The Extraordinary Chambers in the Courts of Cambodia (ECCC) last week issued its first convictions against former senior Khmer Rouge leaders, finding Nuon Chea and Khieu Samphan guilty of crimes against humanity committed during the Khmer Rouge’s rule in the 1970s. [ECCC Press Release] The convictions, part of only the second set of charges to be resolved by the ECCC, come after nearly four years of litigation before the United Nations-assisted hybrid tribunal. In recent years, the court has been plagued by controversy and delays that at times seemed likely to outlast the few, elderly defendants brought before it. [IJRC] Read more
The Prosecutor of the International Criminal Court (ICC), Ms. Fatou Bensouda, has published a Policy Paper on Sexual and Gender-Based Crimes describing the approach her office will take with regard to such crimes going forward. The Policy Paper, released on June 5th of this year, is the latest indicator that the Office of the Prosecutor plans to emphasize sexual and gender-based crimes in its preliminary examinations, investigations, and prosecutions of international crimes.
“The message to perpetrators and would-be perpetrators must be clear: sexual violence and gender-based crimes in conflict will neither be tolerated nor ignored at the ICC,” Bensouda said upon the release of the paper. [ICC Press Release: Policy Paper] According to the Policy Paper, the Prosecutor’s general policy will be to “pay particular attention to the commission of sexual and gender-based crimes,” and to “enhance the integration of a gender perspective and analysis at all stages of its work.” See ICC Office of the Prosecutor, Policy Paper on Sexual and Gender-Based Crimes 12 (June 2014). Read more
UN Human Rights Committee Issues Concluding Observations on State Reports of Chad, Kyrgyzstan, Latvia, Nepal, Sierra Leone, and the United States

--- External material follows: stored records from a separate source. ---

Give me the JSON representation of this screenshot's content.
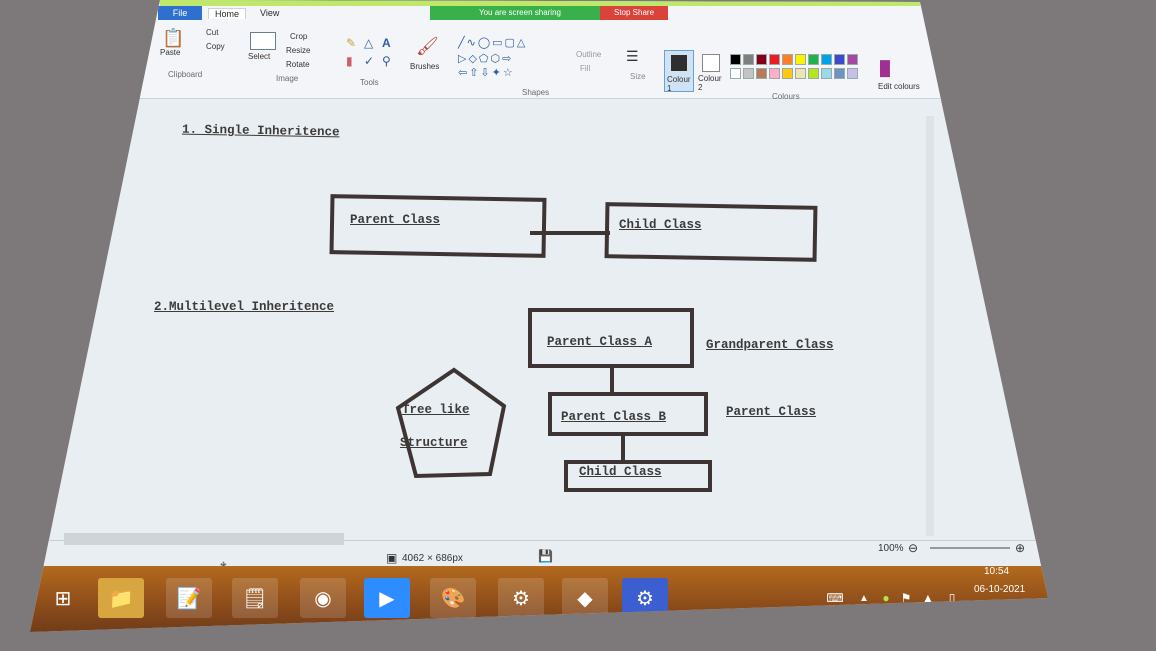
{
  "ribbon": {
    "tabs": {
      "file": "File",
      "home": "Home",
      "view": "View"
    },
    "sharing_banner": "You are screen sharing",
    "stop_share": "Stop Share",
    "clipboard": {
      "paste": "Paste",
      "cut": "Cut",
      "copy": "Copy",
      "label": "Clipboard"
    },
    "image": {
      "select": "Select",
      "crop": "Crop",
      "resize": "Resize",
      "rotate": "Rotate",
      "label": "Image"
    },
    "tools": {
      "label": "Tools"
    },
    "brushes": "Brushes",
    "shapes": {
      "outline": "Outline",
      "fill": "Fill",
      "label": "Shapes"
    },
    "size": "Size",
    "colour1": "Colour 1",
    "colour2": "Colour 2",
    "colours_label": "Colours",
    "edit_colours": "Edit colours",
    "palette": [
      "#000000",
      "#7f7f7f",
      "#880015",
      "#ed1c24",
      "#ff7f27",
      "#fff200",
      "#22b14c",
      "#00a2e8",
      "#3f48cc",
      "#a349a4",
      "#ffffff",
      "#c3c3c3",
      "#b97a57",
      "#ffaec9",
      "#ffc90e",
      "#efe4b0",
      "#b5e61d",
      "#99d9ea",
      "#7092be",
      "#c8bfe7"
    ]
  },
  "canvas": {
    "heading1": "1. Single Inheritence",
    "single_parent": "Parent Class",
    "single_child": "Child Class",
    "heading2": "2.Multilevel Inheritence",
    "parent_a": "Parent Class A",
    "grandparent_label": "Grandparent Class",
    "parent_b": "Parent Class B",
    "parent_label": "Parent Class",
    "child": "Child Class",
    "tree_line1": "Tree like",
    "tree_line2": "Structure"
  },
  "status": {
    "dimensions": "4062 × 686px",
    "zoom": "100%"
  },
  "taskbar": {
    "apps": [
      "windows-start",
      "file-explorer",
      "notes",
      "sticky-notes",
      "chrome",
      "zoom",
      "paint",
      "system-monitor",
      "store",
      "settings"
    ],
    "time": "10:54",
    "date": "06-10-2021"
  }
}
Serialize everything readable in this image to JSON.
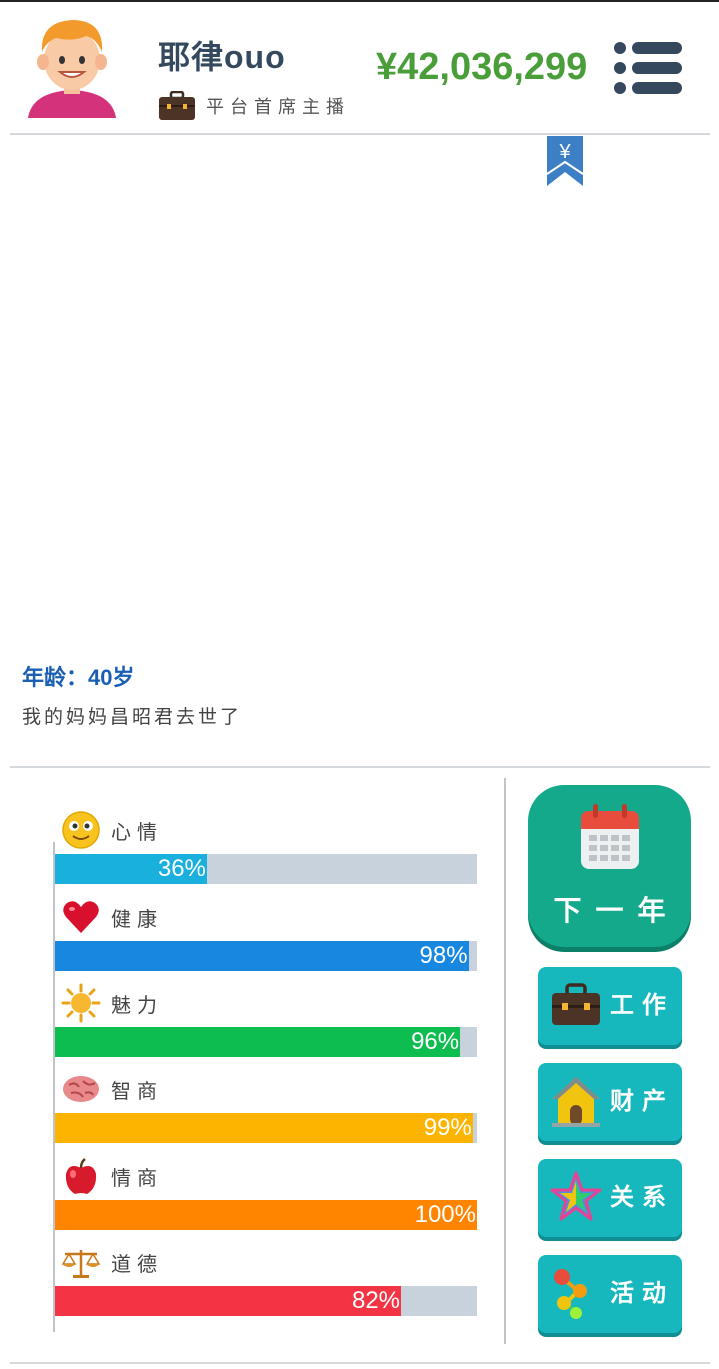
{
  "header": {
    "username": "耶律ouo",
    "job_title": "平台首席主播",
    "money": "¥42,036,299",
    "avatar_icon": "boy-avatar-icon",
    "job_icon": "briefcase-icon",
    "menu_icon": "menu-icon"
  },
  "bookmark": {
    "symbol": "¥",
    "icon": "yen-bookmark-icon"
  },
  "event": {
    "age_label": "年龄：40岁",
    "message": "我的妈妈昌昭君去世了"
  },
  "stats": [
    {
      "label": "心情",
      "percent_text": "36%",
      "value": 36,
      "color": "#1ab0de",
      "icon": "smiley-icon"
    },
    {
      "label": "健康",
      "percent_text": "98%",
      "value": 98,
      "color": "#1787e0",
      "icon": "heart-icon"
    },
    {
      "label": "魅力",
      "percent_text": "96%",
      "value": 96,
      "color": "#0ebd50",
      "icon": "sun-icon"
    },
    {
      "label": "智商",
      "percent_text": "99%",
      "value": 99,
      "color": "#fcb400",
      "icon": "brain-icon"
    },
    {
      "label": "情商",
      "percent_text": "100%",
      "value": 100,
      "color": "#ff8500",
      "icon": "apple-icon"
    },
    {
      "label": "道德",
      "percent_text": "82%",
      "value": 82,
      "color": "#f23444",
      "icon": "scales-icon"
    }
  ],
  "actions": {
    "next_year": {
      "label": "下一年",
      "icon": "calendar-icon"
    },
    "work": {
      "label": "工作",
      "icon": "briefcase-icon"
    },
    "property": {
      "label": "财产",
      "icon": "house-icon"
    },
    "relations": {
      "label": "关系",
      "icon": "star-icon"
    },
    "activities": {
      "label": "活动",
      "icon": "molecule-icon"
    }
  },
  "colors": {
    "money": "#4a9e3a",
    "age": "#1a5fb4",
    "next_button": "#14a98a",
    "side_button": "#17b7be"
  }
}
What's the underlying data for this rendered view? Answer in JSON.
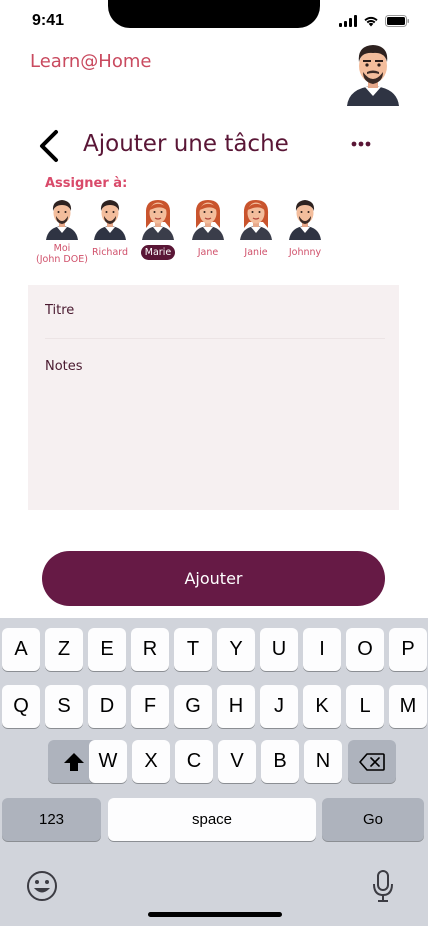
{
  "status": {
    "time": "9:41"
  },
  "header": {
    "brand": "Learn@Home",
    "title": "Ajouter une tâche",
    "assign_label": "Assigner à:"
  },
  "assignees": [
    {
      "name": "Moi\n(John DOE)",
      "gender": "male",
      "selected": false
    },
    {
      "name": "Richard",
      "gender": "male",
      "selected": false
    },
    {
      "name": "Marie",
      "gender": "female",
      "selected": true
    },
    {
      "name": "Jane",
      "gender": "female",
      "selected": false
    },
    {
      "name": "Janie",
      "gender": "female",
      "selected": false
    },
    {
      "name": "Johnny",
      "gender": "male",
      "selected": false
    }
  ],
  "form": {
    "title_placeholder": "Titre",
    "notes_placeholder": "Notes"
  },
  "submit_label": "Ajouter",
  "keyboard": {
    "row1": [
      "A",
      "Z",
      "E",
      "R",
      "T",
      "Y",
      "U",
      "I",
      "O",
      "P"
    ],
    "row2": [
      "Q",
      "S",
      "D",
      "F",
      "G",
      "H",
      "J",
      "K",
      "L",
      "M"
    ],
    "row3": [
      "W",
      "X",
      "C",
      "V",
      "B",
      "N"
    ],
    "numbers_label": "123",
    "space_label": "space",
    "go_label": "Go"
  },
  "colors": {
    "accent": "#661a45",
    "brand": "#c94a5f",
    "label": "#d94a6a",
    "keyboard_bg": "#d1d4db"
  }
}
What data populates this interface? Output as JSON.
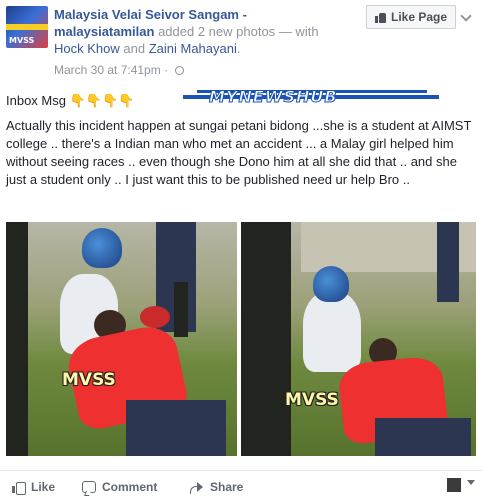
{
  "post": {
    "page_name": "Malaysia Velai Seivor Sangam -",
    "author": "malaysiatamilan",
    "action_text": "added 2 new photos",
    "with_text": "— with",
    "tag1": "Hock Khow",
    "and_text": "and",
    "tag2": "Zaini Mahayani",
    "period": ".",
    "timestamp": "March 30 at 7:41pm",
    "separator": "·",
    "inbox_label": "Inbox Msg ",
    "inbox_emoji": "👇👇👇👇",
    "banner_text": "MYNEWSHUB",
    "body": "Actually this incident happen at sungai petani bidong ...she is a student at AIMST college .. there's a Indian man who met an accident ... a Malay girl helped him without seeing races .. even though she Dono him at all she did that .. and she just a student only .. I just want this to be published need ur help Bro .."
  },
  "header": {
    "like_page_label": "Like Page",
    "avatar_text": "MVSS"
  },
  "photos": [
    {
      "watermark": "MVSS"
    },
    {
      "watermark": "MVSS"
    }
  ],
  "actions": {
    "like": "Like",
    "comment": "Comment",
    "share": "Share"
  },
  "colors": {
    "link": "#365899",
    "muted": "#90949c",
    "text": "#1d2129"
  }
}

The UN Human Rights Committee held its 110th session from March 10 to 28 to consider the State reports of Chad, Kyrgyzstan, Latvia, Nepal, Sierra Leone, and the United States of America. Following the session, the Committee released its concluding observations, detailing key concerns and recommendations for these States’ improved implementation of the International Covenant on Civil and Political Rights. Read more